From Rossura I went on to Tengia, about a hundred and fifty feet higher than Rossura. From Tengia the path to Calonico, the next village, is a little hard to find, and a boy had better be taken for ten minutes or so beyond Tengia, Calonico church shows well for some time before it is actually reached. The pastures here are very rich in flowers, the tiger lilies being more abundant before the hay is mown, than perhaps even at Fusio itself. The whole walk is lovely, and the Gribbiasca waterfall, the most graceful in the Val Leventina, is just opposite.
How often have I not sat about here in the shade sketching, and watched the blue upon the mountains which Titian watched from under the chestnuts of Cadore. No sound except the distant water, or the croak of a raven, or the booming of the great guns in that battle which is being fought out between man and nature on the Biaschina and the Monte Piottino. It is always a pleasure to me to feel that I have known the Val Leventina intimately before the great change in it which the railway will effect, and that I may hope to see it after the present turmoil is over. Our descendants a hundred years hence will not think of the incessant noise as though of cannonading with which we were so familiar. From nowhere was it more striking than from Calonico, the Monte Piottino having no sooner become silent than the Biaschina would open fire, and sometimes both would be firing at once. Posterity may care to know that another and less agreeable feature of the present time was the quantity of stones that would come flying about in places which one would have thought were out of range. All along the road, for example, between Giornico and Lavorgo, there was incessant blasting going on, and it was surprising to see the height to which stones were sometimes carried. The dwellers in houses near the blasting would cover their roofs with boughs and leaves to soften the fall of the stones. A few people were hurt, but much less damage was done than might have been expected. I may mention for the benefit of English readers that the tunnels through Monte Piottino and the Biaschina are marvels of engineering skill, being both of them spiral; the road describes a complete circle, and descends rapidly all the while, so that the point of egress as one goes from Airolo towards Faido is at a much lower level than that of ingress.
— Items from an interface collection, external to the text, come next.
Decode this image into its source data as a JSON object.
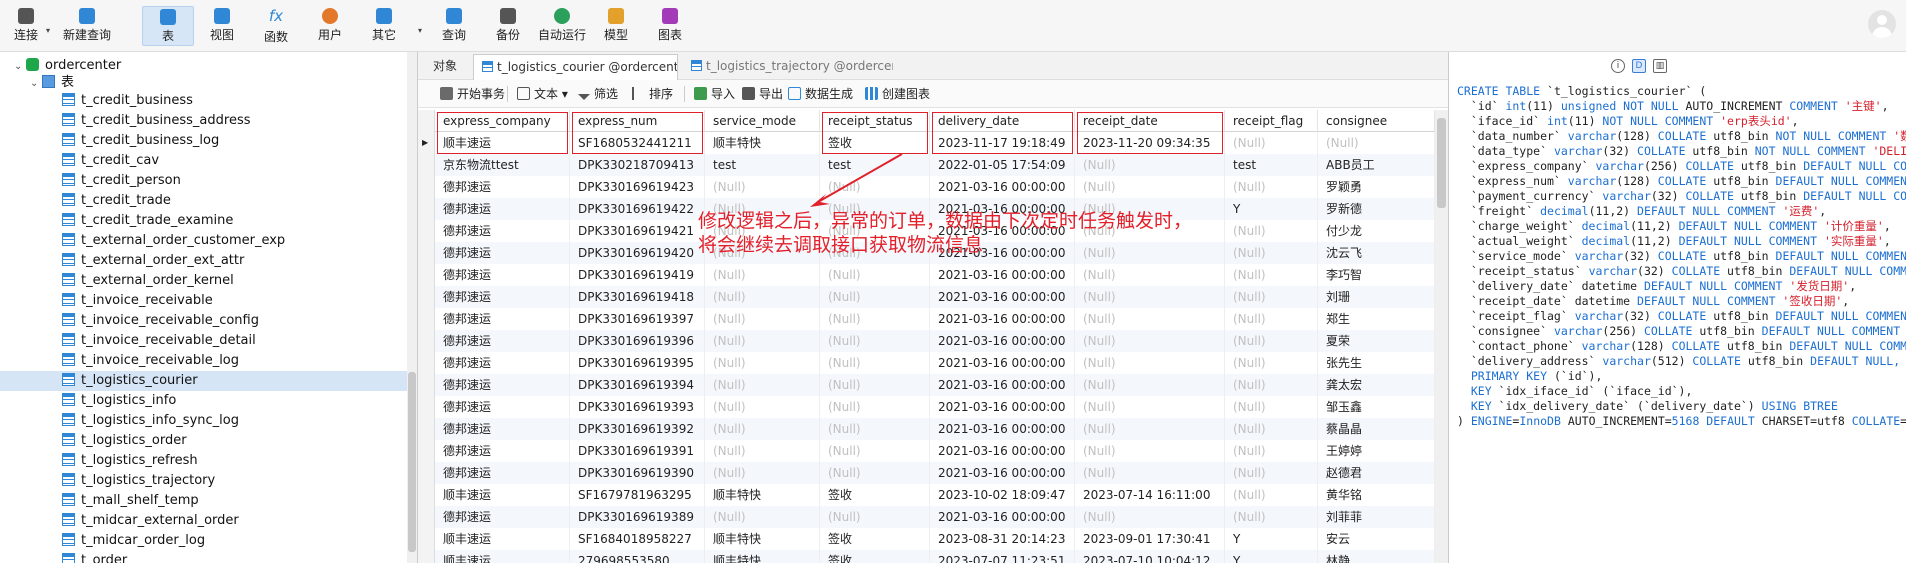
{
  "toolbar": {
    "items": [
      {
        "label": "连接",
        "icon": "plug-icon"
      },
      {
        "label": "新建查询",
        "icon": "new-query-icon"
      },
      {
        "label": "表",
        "icon": "table-icon"
      },
      {
        "label": "视图",
        "icon": "view-icon"
      },
      {
        "label": "函数",
        "icon": "function-icon"
      },
      {
        "label": "用户",
        "icon": "user-icon"
      },
      {
        "label": "其它",
        "icon": "tools-icon"
      },
      {
        "label": "查询",
        "icon": "query-icon"
      },
      {
        "label": "备份",
        "icon": "backup-icon"
      },
      {
        "label": "自动运行",
        "icon": "robot-icon"
      },
      {
        "label": "模型",
        "icon": "model-icon"
      },
      {
        "label": "图表",
        "icon": "chart-icon"
      }
    ],
    "fx_glyph": "fx"
  },
  "sidebar": {
    "database": "ordercenter",
    "schema": "表",
    "tables": [
      "t_credit_business",
      "t_credit_business_address",
      "t_credit_business_log",
      "t_credit_cav",
      "t_credit_person",
      "t_credit_trade",
      "t_credit_trade_examine",
      "t_external_order_customer_exp",
      "t_external_order_ext_attr",
      "t_external_order_kernel",
      "t_invoice_receivable",
      "t_invoice_receivable_config",
      "t_invoice_receivable_detail",
      "t_invoice_receivable_log",
      "t_logistics_courier",
      "t_logistics_info",
      "t_logistics_info_sync_log",
      "t_logistics_order",
      "t_logistics_refresh",
      "t_logistics_trajectory",
      "t_mall_shelf_temp",
      "t_midcar_external_order",
      "t_midcar_order_log",
      "t_order"
    ],
    "selected_index": 14
  },
  "tabs": [
    {
      "label": "对象"
    },
    {
      "label": "t_logistics_courier @ordercenter (开..."
    },
    {
      "label": "t_logistics_trajectory @ordercenter (..."
    }
  ],
  "subbar": {
    "begin_tx": "开始事务",
    "text": "文本",
    "filter": "筛选",
    "sort": "排序",
    "import": "导入",
    "export": "导出",
    "generate": "数据生成",
    "create_chart": "创建图表"
  },
  "grid": {
    "columns": [
      "express_company",
      "express_num",
      "service_mode",
      "receipt_status",
      "delivery_date",
      "receipt_date",
      "receipt_flag",
      "consignee"
    ],
    "null_text": "(Null)",
    "rows": [
      [
        "顺丰速运",
        "SF1680532441211",
        "顺丰特快",
        "签收",
        "2023-11-17 19:18:49",
        "2023-11-20 09:34:35",
        null,
        null
      ],
      [
        "京东物流ttest",
        "DPK330218709413",
        "test",
        "test",
        "2022-01-05 17:54:09",
        null,
        "test",
        "ABB员工"
      ],
      [
        "德邦速运",
        "DPK330169619423",
        null,
        null,
        "2021-03-16 00:00:00",
        null,
        null,
        "罗颖勇"
      ],
      [
        "德邦速运",
        "DPK330169619422",
        null,
        null,
        "2021-03-16 00:00:00",
        null,
        "Y",
        "罗新德"
      ],
      [
        "德邦速运",
        "DPK330169619421",
        null,
        null,
        "2021-03-16 00:00:00",
        null,
        null,
        "付少龙"
      ],
      [
        "德邦速运",
        "DPK330169619420",
        null,
        null,
        "2021-03-16 00:00:00",
        null,
        null,
        "沈云飞"
      ],
      [
        "德邦速运",
        "DPK330169619419",
        null,
        null,
        "2021-03-16 00:00:00",
        null,
        null,
        "李巧智"
      ],
      [
        "德邦速运",
        "DPK330169619418",
        null,
        null,
        "2021-03-16 00:00:00",
        null,
        null,
        "刘珊"
      ],
      [
        "德邦速运",
        "DPK330169619397",
        null,
        null,
        "2021-03-16 00:00:00",
        null,
        null,
        "郑生"
      ],
      [
        "德邦速运",
        "DPK330169619396",
        null,
        null,
        "2021-03-16 00:00:00",
        null,
        null,
        "夏荣"
      ],
      [
        "德邦速运",
        "DPK330169619395",
        null,
        null,
        "2021-03-16 00:00:00",
        null,
        null,
        "张先生"
      ],
      [
        "德邦速运",
        "DPK330169619394",
        null,
        null,
        "2021-03-16 00:00:00",
        null,
        null,
        "龚太宏"
      ],
      [
        "德邦速运",
        "DPK330169619393",
        null,
        null,
        "2021-03-16 00:00:00",
        null,
        null,
        "邹玉鑫"
      ],
      [
        "德邦速运",
        "DPK330169619392",
        null,
        null,
        "2021-03-16 00:00:00",
        null,
        null,
        "蔡晶晶"
      ],
      [
        "德邦速运",
        "DPK330169619391",
        null,
        null,
        "2021-03-16 00:00:00",
        null,
        null,
        "王婷婷"
      ],
      [
        "德邦速运",
        "DPK330169619390",
        null,
        null,
        "2021-03-16 00:00:00",
        null,
        null,
        "赵德君"
      ],
      [
        "顺丰速运",
        "SF1679781963295",
        "顺丰特快",
        "签收",
        "2023-10-02 18:09:47",
        "2023-07-14 16:11:00",
        null,
        "黄华铭"
      ],
      [
        "德邦速运",
        "DPK330169619389",
        null,
        null,
        "2021-03-16 00:00:00",
        null,
        null,
        "刘菲菲"
      ],
      [
        "顺丰速运",
        "SF1684018958227",
        "顺丰特快",
        "签收",
        "2023-08-31 20:14:23",
        "2023-09-01 17:30:41",
        "Y",
        "安云"
      ],
      [
        "顺丰速运",
        "279698553580",
        "顺丰特快",
        "签收",
        "2023-07-07 11:23:51",
        "2023-07-10 10:04:12",
        "Y",
        "林静"
      ]
    ]
  },
  "annotation": {
    "line1": "修改逻辑之后，异常的订单，数据由下次定时任务触发时，",
    "line2": "将会继续去调取接口获取物流信息"
  },
  "ddl": {
    "tools": [
      "info-icon",
      "ddl-icon",
      "layout-icon"
    ],
    "lines": [
      [
        [
          "kw",
          "CREATE TABLE "
        ],
        [
          "t",
          "`t_logistics_courier` ("
        ]
      ],
      [
        [
          "t",
          "  `id` "
        ],
        [
          "kw",
          "int"
        ],
        [
          "t",
          "(11) "
        ],
        [
          "kw",
          "unsigned NOT NULL"
        ],
        [
          "t",
          " AUTO_INCREMENT "
        ],
        [
          "kw",
          "COMMENT "
        ],
        [
          "str",
          "'主键'"
        ],
        [
          "t",
          ","
        ]
      ],
      [
        [
          "t",
          "  `iface_id` "
        ],
        [
          "kw",
          "int"
        ],
        [
          "t",
          "(11) "
        ],
        [
          "kw",
          "NOT NULL COMMENT "
        ],
        [
          "str",
          "'erp表头id'"
        ],
        [
          "t",
          ","
        ]
      ],
      [
        [
          "t",
          "  `data_number` "
        ],
        [
          "kw",
          "varchar"
        ],
        [
          "t",
          "(128) "
        ],
        [
          "kw",
          "COLLATE"
        ],
        [
          "t",
          " utf8_bin "
        ],
        [
          "kw",
          "NOT NULL COMMENT "
        ],
        [
          "str",
          "'数据编号'"
        ],
        [
          "t",
          ","
        ]
      ],
      [
        [
          "t",
          "  `data_type` "
        ],
        [
          "kw",
          "varchar"
        ],
        [
          "t",
          "(32) "
        ],
        [
          "kw",
          "COLLATE"
        ],
        [
          "t",
          " utf8_bin "
        ],
        [
          "kw",
          "NOT NULL COMMENT "
        ],
        [
          "str",
          "'DELIVERY'"
        ],
        [
          "t",
          ","
        ]
      ],
      [
        [
          "t",
          "  `express_company` "
        ],
        [
          "kw",
          "varchar"
        ],
        [
          "t",
          "(256) "
        ],
        [
          "kw",
          "COLLATE"
        ],
        [
          "t",
          " utf8_bin "
        ],
        [
          "kw",
          "DEFAULT NULL COMMENT "
        ],
        [
          "str",
          "'快递公司'"
        ],
        [
          "t",
          ","
        ]
      ],
      [
        [
          "t",
          "  `express_num` "
        ],
        [
          "kw",
          "varchar"
        ],
        [
          "t",
          "(128) "
        ],
        [
          "kw",
          "COLLATE"
        ],
        [
          "t",
          " utf8_bin "
        ],
        [
          "kw",
          "DEFAULT NULL COMMENT "
        ],
        [
          "str",
          "'快递单号'"
        ],
        [
          "t",
          ","
        ]
      ],
      [
        [
          "t",
          "  `payment_currency` "
        ],
        [
          "kw",
          "varchar"
        ],
        [
          "t",
          "(32) "
        ],
        [
          "kw",
          "COLLATE"
        ],
        [
          "t",
          " utf8_bin "
        ],
        [
          "kw",
          "DEFAULT NULL COMMENT "
        ],
        [
          "str",
          "'币种'"
        ],
        [
          "t",
          ","
        ]
      ],
      [
        [
          "t",
          "  `freight` "
        ],
        [
          "kw",
          "decimal"
        ],
        [
          "t",
          "(11,2) "
        ],
        [
          "kw",
          "DEFAULT NULL COMMENT "
        ],
        [
          "str",
          "'运费'"
        ],
        [
          "t",
          ","
        ]
      ],
      [
        [
          "t",
          "  `charge_weight` "
        ],
        [
          "kw",
          "decimal"
        ],
        [
          "t",
          "(11,2) "
        ],
        [
          "kw",
          "DEFAULT NULL COMMENT "
        ],
        [
          "str",
          "'计价重量'"
        ],
        [
          "t",
          ","
        ]
      ],
      [
        [
          "t",
          "  `actual_weight` "
        ],
        [
          "kw",
          "decimal"
        ],
        [
          "t",
          "(11,2) "
        ],
        [
          "kw",
          "DEFAULT NULL COMMENT "
        ],
        [
          "str",
          "'实际重量'"
        ],
        [
          "t",
          ","
        ]
      ],
      [
        [
          "t",
          "  `service_mode` "
        ],
        [
          "kw",
          "varchar"
        ],
        [
          "t",
          "(32) "
        ],
        [
          "kw",
          "COLLATE"
        ],
        [
          "t",
          " utf8_bin "
        ],
        [
          "kw",
          "DEFAULT NULL COMMENT "
        ],
        [
          "str",
          "'服务方式'"
        ],
        [
          "t",
          ","
        ]
      ],
      [
        [
          "t",
          "  `receipt_status` "
        ],
        [
          "kw",
          "varchar"
        ],
        [
          "t",
          "(32) "
        ],
        [
          "kw",
          "COLLATE"
        ],
        [
          "t",
          " utf8_bin "
        ],
        [
          "kw",
          "DEFAULT NULL COMMENT "
        ],
        [
          "str",
          "'签收状态'"
        ],
        [
          "t",
          ","
        ]
      ],
      [
        [
          "t",
          "  `delivery_date` datetime "
        ],
        [
          "kw",
          "DEFAULT NULL COMMENT "
        ],
        [
          "str",
          "'发货日期'"
        ],
        [
          "t",
          ","
        ]
      ],
      [
        [
          "t",
          "  `receipt_date` datetime "
        ],
        [
          "kw",
          "DEFAULT NULL COMMENT "
        ],
        [
          "str",
          "'签收日期'"
        ],
        [
          "t",
          ","
        ]
      ],
      [
        [
          "t",
          "  `receipt_flag` "
        ],
        [
          "kw",
          "varchar"
        ],
        [
          "t",
          "(32) "
        ],
        [
          "kw",
          "COLLATE"
        ],
        [
          "t",
          " utf8_bin "
        ],
        [
          "kw",
          "DEFAULT NULL COMMENT "
        ],
        [
          "str",
          "'签收标识'"
        ],
        [
          "t",
          ","
        ]
      ],
      [
        [
          "t",
          "  `consignee` "
        ],
        [
          "kw",
          "varchar"
        ],
        [
          "t",
          "(256) "
        ],
        [
          "kw",
          "COLLATE"
        ],
        [
          "t",
          " utf8_bin "
        ],
        [
          "kw",
          "DEFAULT NULL COMMENT "
        ],
        [
          "str",
          "'收件人'"
        ],
        [
          "t",
          ","
        ]
      ],
      [
        [
          "t",
          "  `contact_phone` "
        ],
        [
          "kw",
          "varchar"
        ],
        [
          "t",
          "(128) "
        ],
        [
          "kw",
          "COLLATE"
        ],
        [
          "t",
          " utf8_bin "
        ],
        [
          "kw",
          "DEFAULT NULL COMMENT "
        ],
        [
          "str",
          "'联系电话'"
        ],
        [
          "t",
          ","
        ]
      ],
      [
        [
          "t",
          "  `delivery_address` "
        ],
        [
          "kw",
          "varchar"
        ],
        [
          "t",
          "(512) "
        ],
        [
          "kw",
          "COLLATE"
        ],
        [
          "t",
          " utf8_bin "
        ],
        [
          "kw",
          "DEFAULT NULL,"
        ]
      ],
      [
        [
          "kw",
          "  PRIMARY KEY "
        ],
        [
          "t",
          "(`id`),"
        ]
      ],
      [
        [
          "kw",
          "  KEY "
        ],
        [
          "t",
          "`idx_iface_id` (`iface_id`),"
        ]
      ],
      [
        [
          "kw",
          "  KEY "
        ],
        [
          "t",
          "`idx_delivery_date` (`delivery_date`) "
        ],
        [
          "kw",
          "USING BTREE"
        ]
      ],
      [
        [
          "t",
          ") "
        ],
        [
          "kw",
          "ENGINE"
        ],
        [
          "t",
          "="
        ],
        [
          "kw",
          "InnoDB"
        ],
        [
          "t",
          " AUTO_INCREMENT="
        ],
        [
          "kw",
          "5168"
        ],
        [
          "kw",
          " DEFAULT"
        ],
        [
          "t",
          " CHARSET=utf8 "
        ],
        [
          "kw",
          "COLLATE"
        ],
        [
          "t",
          "=utf8_bin"
        ]
      ]
    ]
  },
  "colors": {
    "accent": "#2f87d6",
    "highlight": "#e0202a",
    "selected_row": "#d6e5f6"
  }
}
If an accident does happen, they call it a disgrazia, thus confirming the soundness of a philosophy which I put forward in an earlier work. Every misfortune they hold (and quite rightly) to be a disgrace to the person who suffers it; “Son disgraziato” is the Italian for “I have been unfortunate.” I was once going to give a penny to a poor woman by the roadside, when two other women stopped me. “Non merita,” they said; “She is no deserving object for charity”— the fact being that she was an idiot. Nevertheless they were very kind to her.
7 See Appendix A.
Last updated Sunday, March 27, 2016 at 11:51